to ignore these things, or to try to soften the impression which they naturally make on one. That this embitterment, callousness, grossness, brutality, should be induced on a soul so pure and noble is profoundly tragic; and Shakespeare's business was to show this tragedy, not to paint an ideally beautiful soul unstained and undisturbed by the evil of the world and the anguish of conscious failure.1
(4) There remains, finally, that class of view which may be named after Schlegel and Coleridge. According to this, Hamlet is the tragedy of reflection. The cause of the hero's delay is irresolution; and the cause of this irresolution is excess of the reflective or speculative habit of mind. He has a general intention to obey the Ghost, but 'the native hue of resolution is sicklied o'er with the
1I may add here a word on one small matter. It is constantly asserted that Hamlet wept over the body of Polonius. Now, if he did, it would make no difference to my point in the paragraph above; but there is no warrant in the text for the assertion. It is based on some words of the Queen (IV. i. 24), in answer to the King's question, 'Where is he gone?':
To draw apart the body he hath killed:|
O'er whom his very madness, like some ore
Among a mineral of metals base,
Shows itself pure; he weeps for what is done.
But the Queen, as was pointed out by Doering, is trying to screen her son. She has already made the false statement that when Hamlet, crying, 'A rat! a rat!', ran his rapier through the arras, it was because he heard something stir there, whereas we know that what he heard was a man's voice crying, 'What ho! help, help, help!' And in this scene she has come straight from the interview with her son, terribly agitated, shaken with 'sighs' and 'profound heaves,' in the night (line 30). Now we know what Hamlet said to the body and of the body, in that interview; and there is assuredly no sound of tears in the voice that said those things and others. The only sign of relenting is in the words (III. iv. 171):

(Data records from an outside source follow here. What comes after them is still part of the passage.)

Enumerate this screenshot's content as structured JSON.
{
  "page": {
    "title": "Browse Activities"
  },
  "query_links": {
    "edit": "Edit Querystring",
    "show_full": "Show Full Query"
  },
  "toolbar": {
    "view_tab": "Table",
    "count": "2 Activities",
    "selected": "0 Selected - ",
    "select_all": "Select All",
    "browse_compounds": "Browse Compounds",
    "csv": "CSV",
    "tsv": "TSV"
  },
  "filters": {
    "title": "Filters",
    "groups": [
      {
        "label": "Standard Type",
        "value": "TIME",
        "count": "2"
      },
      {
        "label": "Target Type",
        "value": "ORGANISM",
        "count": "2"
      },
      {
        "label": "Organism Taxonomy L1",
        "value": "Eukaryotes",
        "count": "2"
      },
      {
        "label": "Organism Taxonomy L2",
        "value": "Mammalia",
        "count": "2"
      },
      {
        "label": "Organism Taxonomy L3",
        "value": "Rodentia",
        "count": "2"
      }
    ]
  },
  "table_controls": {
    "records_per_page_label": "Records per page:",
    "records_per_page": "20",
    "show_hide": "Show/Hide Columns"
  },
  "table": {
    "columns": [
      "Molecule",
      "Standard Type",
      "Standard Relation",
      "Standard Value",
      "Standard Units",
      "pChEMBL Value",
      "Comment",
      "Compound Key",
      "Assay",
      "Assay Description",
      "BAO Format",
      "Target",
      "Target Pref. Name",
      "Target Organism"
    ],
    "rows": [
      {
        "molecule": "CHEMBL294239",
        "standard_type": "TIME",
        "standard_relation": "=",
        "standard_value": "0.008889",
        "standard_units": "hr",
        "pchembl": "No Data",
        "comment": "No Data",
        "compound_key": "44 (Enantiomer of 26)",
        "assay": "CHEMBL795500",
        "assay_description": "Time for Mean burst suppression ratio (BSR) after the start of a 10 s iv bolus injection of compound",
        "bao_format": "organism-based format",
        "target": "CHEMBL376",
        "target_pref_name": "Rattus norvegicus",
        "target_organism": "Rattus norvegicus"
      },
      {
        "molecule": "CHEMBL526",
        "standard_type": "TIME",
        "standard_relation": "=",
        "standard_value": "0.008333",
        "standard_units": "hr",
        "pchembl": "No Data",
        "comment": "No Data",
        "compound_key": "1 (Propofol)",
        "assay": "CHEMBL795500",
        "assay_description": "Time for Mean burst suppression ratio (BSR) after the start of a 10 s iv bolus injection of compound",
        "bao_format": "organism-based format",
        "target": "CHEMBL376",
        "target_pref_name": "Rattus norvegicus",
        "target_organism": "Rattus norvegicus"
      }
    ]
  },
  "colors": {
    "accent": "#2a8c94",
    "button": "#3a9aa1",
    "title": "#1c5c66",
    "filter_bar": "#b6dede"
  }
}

For this same lord|
I do repent: but heaven hath pleased it so,
To punish me with this and this with me,
That I must be their scourge and minister.

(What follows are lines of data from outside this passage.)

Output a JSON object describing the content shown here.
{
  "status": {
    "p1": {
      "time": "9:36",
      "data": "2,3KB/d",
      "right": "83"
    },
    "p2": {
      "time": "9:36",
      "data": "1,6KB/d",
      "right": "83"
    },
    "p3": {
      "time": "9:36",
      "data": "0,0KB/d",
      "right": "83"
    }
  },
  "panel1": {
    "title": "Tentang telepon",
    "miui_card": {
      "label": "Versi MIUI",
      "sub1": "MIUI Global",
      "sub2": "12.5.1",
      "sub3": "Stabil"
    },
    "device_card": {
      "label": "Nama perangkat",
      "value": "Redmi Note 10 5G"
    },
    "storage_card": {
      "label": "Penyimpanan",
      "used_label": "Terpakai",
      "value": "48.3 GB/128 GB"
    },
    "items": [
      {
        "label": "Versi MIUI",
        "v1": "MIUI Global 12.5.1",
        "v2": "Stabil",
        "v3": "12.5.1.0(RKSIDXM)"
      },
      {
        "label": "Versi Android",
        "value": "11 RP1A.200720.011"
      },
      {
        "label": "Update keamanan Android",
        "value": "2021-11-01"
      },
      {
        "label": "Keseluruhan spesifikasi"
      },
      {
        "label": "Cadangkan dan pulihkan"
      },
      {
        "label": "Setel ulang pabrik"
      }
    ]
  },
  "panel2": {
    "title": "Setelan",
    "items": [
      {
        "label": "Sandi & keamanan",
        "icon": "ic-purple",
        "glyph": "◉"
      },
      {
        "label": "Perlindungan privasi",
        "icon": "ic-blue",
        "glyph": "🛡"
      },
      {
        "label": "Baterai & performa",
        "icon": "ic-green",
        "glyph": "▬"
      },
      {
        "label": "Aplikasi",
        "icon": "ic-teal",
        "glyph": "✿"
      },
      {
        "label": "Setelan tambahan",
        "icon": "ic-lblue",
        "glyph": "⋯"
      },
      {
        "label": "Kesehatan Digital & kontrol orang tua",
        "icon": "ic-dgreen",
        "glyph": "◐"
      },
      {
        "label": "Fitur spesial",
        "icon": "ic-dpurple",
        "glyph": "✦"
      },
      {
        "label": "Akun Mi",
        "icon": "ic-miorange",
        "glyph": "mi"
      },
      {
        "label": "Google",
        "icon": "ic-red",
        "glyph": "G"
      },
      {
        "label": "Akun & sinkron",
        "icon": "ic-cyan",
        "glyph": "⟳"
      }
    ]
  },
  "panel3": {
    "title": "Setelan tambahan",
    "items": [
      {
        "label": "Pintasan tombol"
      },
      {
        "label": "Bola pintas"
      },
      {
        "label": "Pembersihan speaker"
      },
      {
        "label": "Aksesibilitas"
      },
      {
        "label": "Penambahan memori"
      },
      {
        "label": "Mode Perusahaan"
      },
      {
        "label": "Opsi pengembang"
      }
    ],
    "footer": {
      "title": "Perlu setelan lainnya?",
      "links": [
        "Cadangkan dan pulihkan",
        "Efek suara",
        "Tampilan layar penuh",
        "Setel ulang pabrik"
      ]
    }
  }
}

His mother's statement, therefore, is almost certainly untrue, though it may be to her credit. (It is just conceivable that Hamlet wept at III. iv. 130, and that the Queen supposed he was weeping for Polonius.)

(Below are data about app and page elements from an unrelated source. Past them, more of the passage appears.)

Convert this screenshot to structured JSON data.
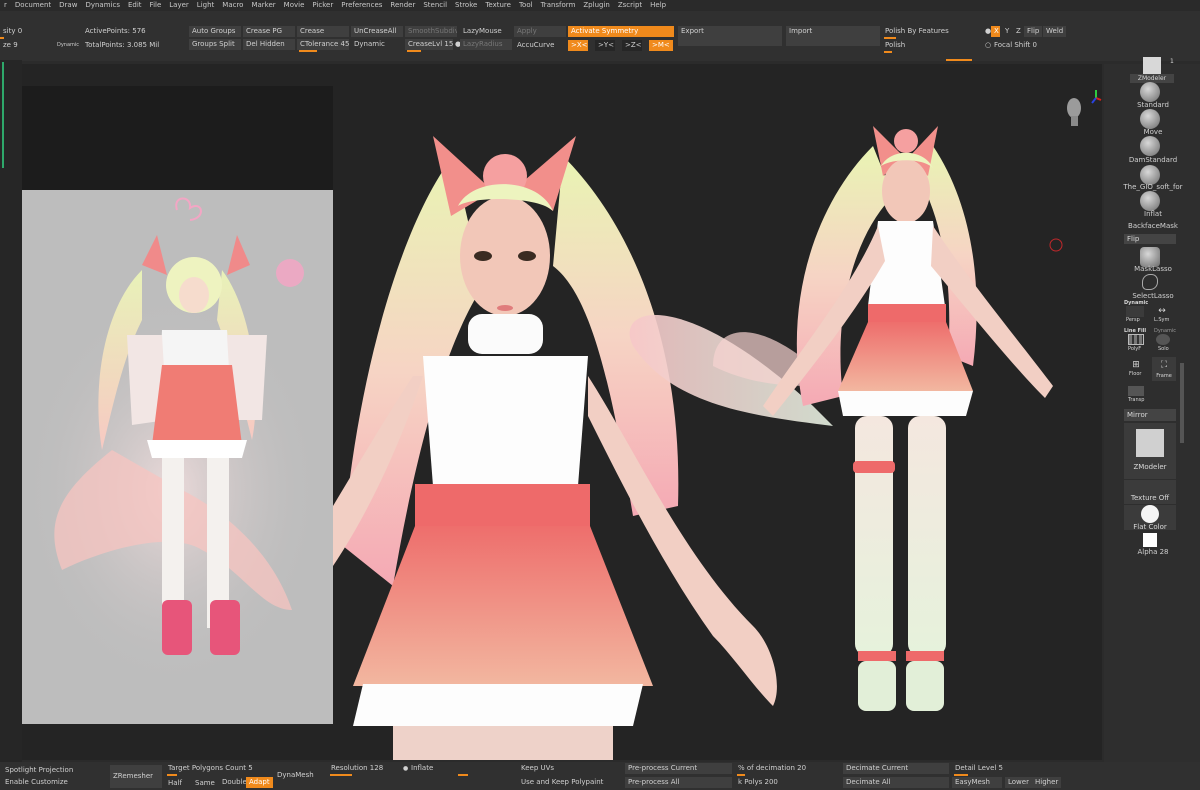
{
  "menu": [
    "r",
    "Document",
    "Draw",
    "Dynamics",
    "Edit",
    "File",
    "Layer",
    "Light",
    "Macro",
    "Marker",
    "Movie",
    "Picker",
    "Preferences",
    "Render",
    "Stencil",
    "Stroke",
    "Texture",
    "Tool",
    "Transform",
    "Zplugin",
    "Zscript",
    "Help"
  ],
  "top": {
    "intensity": "sity 0",
    "drawsize": "ze 9",
    "dynamic": "Dynamic",
    "active_points": "ActivePoints: 576",
    "total_points": "TotalPoints: 3.085 Mil",
    "auto_groups": "Auto Groups",
    "groups_split": "Groups Split",
    "crease_pg": "Crease PG",
    "del_hidden": "Del Hidden",
    "crease": "Crease",
    "ctolerance": "CTolerance 45",
    "uncrease_all": "UnCreaseAll",
    "dynamic2": "Dynamic",
    "smooth_subdiv": "SmoothSubdiv",
    "crease_lvl": "CreaseLvl 15",
    "lazy_mouse": "LazyMouse",
    "lazy_radius": "LazyRadius",
    "apply": "Apply",
    "accu_curve": "AccuCurve",
    "activate_symmetry": "Activate Symmetry",
    "sym_x": ">X<",
    "sym_y": ">Y<",
    "sym_z": ">Z<",
    "sym_m": ">M<",
    "export": "Export",
    "import": "Import",
    "polish_by_features": "Polish By Features",
    "polish": "Polish",
    "x": "X",
    "y": "Y",
    "z": "Z",
    "flip": "Flip",
    "weld": "Weld",
    "focal_shift": "Focal Shift 0"
  },
  "right": {
    "zmodeler_top": "ZModeler",
    "count": "1",
    "standard": "Standard",
    "move": "Move",
    "damstandard": "DamStandard",
    "gio": "The_GIO_soft_for",
    "inflat": "Inflat",
    "backface": "BackfaceMask",
    "flip": "Flip",
    "masklasso": "MaskLasso",
    "selectlasso": "SelectLasso",
    "dynamic": "Dynamic",
    "persp": "Persp",
    "lsym": "L.Sym",
    "linefill": "Line Fill",
    "polyf": "PolyF",
    "dynamic2": "Dynamic",
    "solo": "Solo",
    "floor": "Floor",
    "frame": "Frame",
    "transp": "Transp",
    "mirror": "Mirror",
    "zmodeler": "ZModeler",
    "texture_off": "Texture Off",
    "flat_color": "Flat Color",
    "alpha": "Alpha 28"
  },
  "bottom": {
    "spotlight": "Spotlight Projection",
    "enable_customize": "Enable Customize",
    "zremesher": "ZRemesher",
    "target_polys": "Target Polygons Count 5",
    "half": "Half",
    "same": "Same",
    "double": "Double",
    "adapt": "Adapt",
    "dynamesh": "DynaMesh",
    "resolution": "Resolution 128",
    "inflate": "Inflate",
    "keep_uvs": "Keep UVs",
    "use_keep_polypaint": "Use and Keep Polypaint",
    "preprocess_current": "Pre-process Current",
    "preprocess_all": "Pre-process All",
    "pct_decimation": "% of decimation 20",
    "k_polys": "k Polys 200",
    "decimate_current": "Decimate Current",
    "decimate_all": "Decimate All",
    "detail_level": "Detail Level 5",
    "easymesh": "EasyMesh",
    "lower": "Lower",
    "higher": "Higher"
  },
  "colors": {
    "accent": "#f08a1c",
    "panel": "#303030",
    "canvas": "#242424"
  }
}
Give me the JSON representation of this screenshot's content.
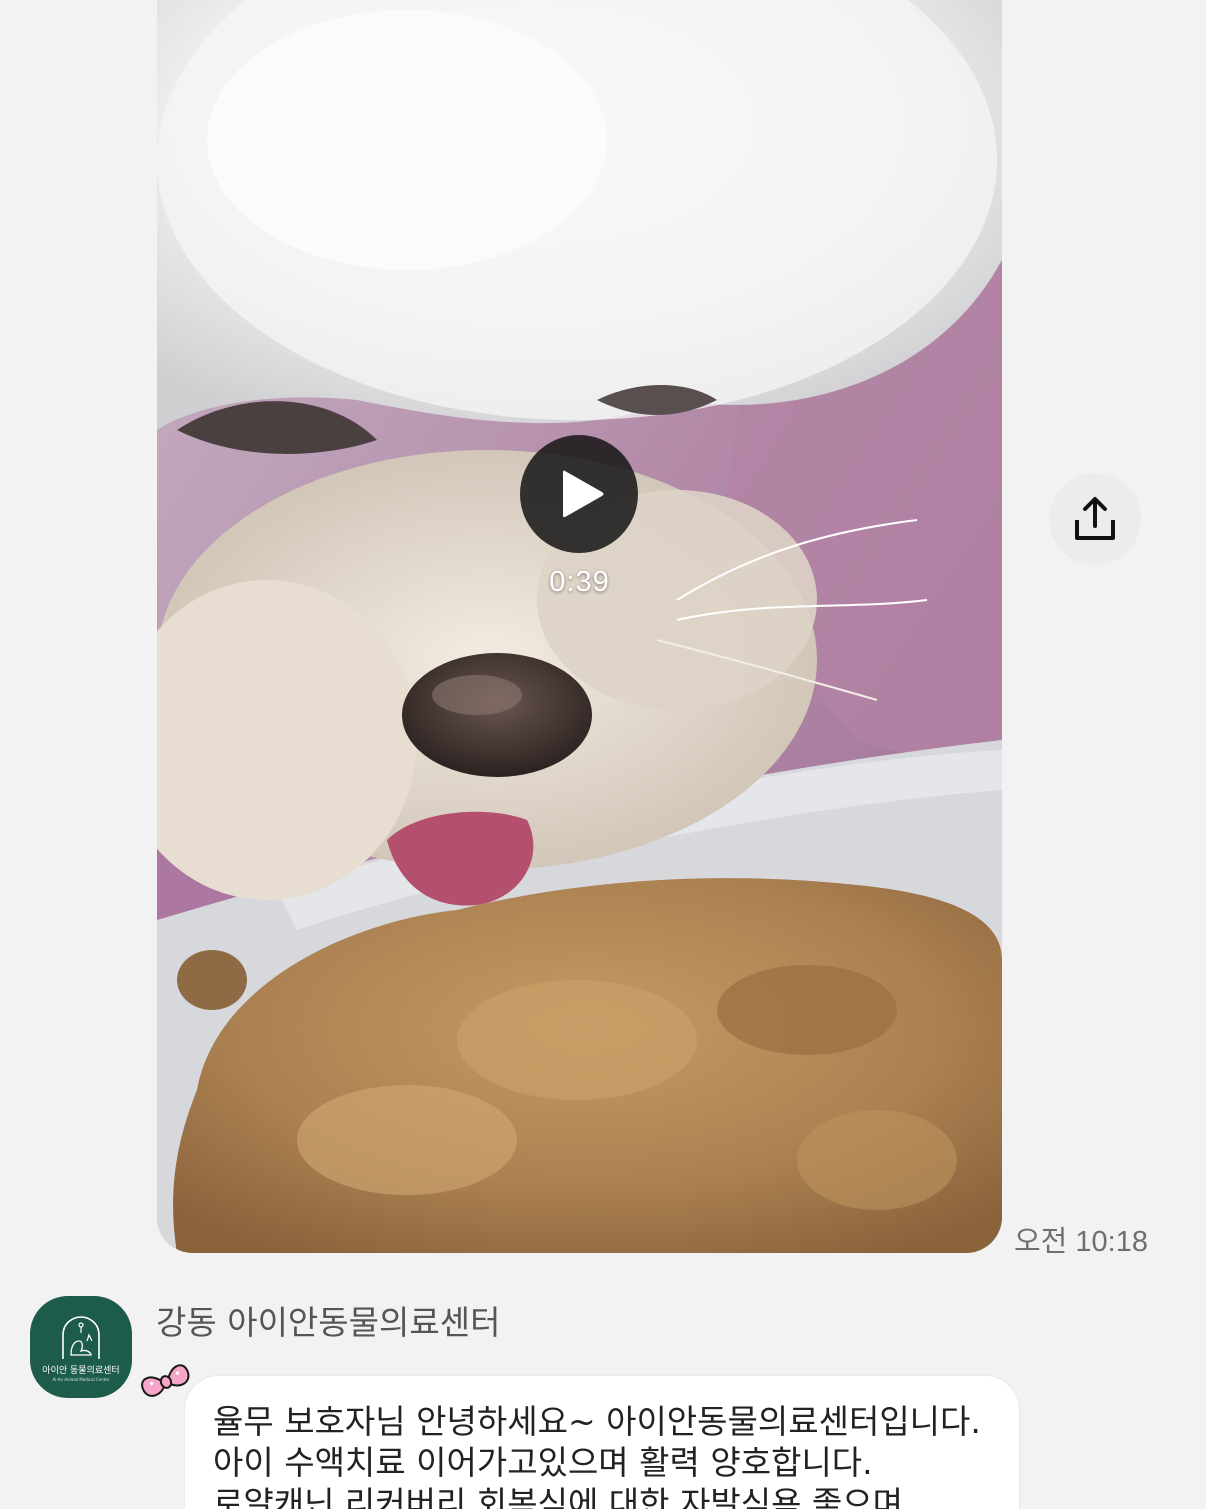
{
  "video_message": {
    "duration": "0:39",
    "thumbnail_subject": "dog-eating-food-thumbnail",
    "play_icon": "play-icon",
    "share_icon": "share-icon",
    "time": "오전 10:18"
  },
  "sender": {
    "name": "강동 아이안동물의료센터",
    "avatar": {
      "name": "아이안 동물의료센터",
      "subtitle": "Ai-An Animal Medical Center",
      "color": "#1d5b4b"
    },
    "decoration_icon": "ribbon-icon"
  },
  "text_message": {
    "text": "율무 보호자님 안녕하세요~ 아이안동물의료센터입니다. 아이 수액치료 이어가고있으며 활력 양호합니다. 로얄캐닌 리커버리 회복식에 대한 자발식욕 좋으며 급하게 먹"
  },
  "colors": {
    "background": "#f2f2f2",
    "bubble": "#ffffff",
    "avatar_green": "#1d5b4b",
    "ribbon_pink": "#f6a6c8"
  }
}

Perhaps, however, he may have wept over Polonius's body afterwards? Well, in the next scene (IV. ii.) we see him alone with the body, and are therefore likely to witness his genuine feelings. And his first words are, 'Safely stowed'!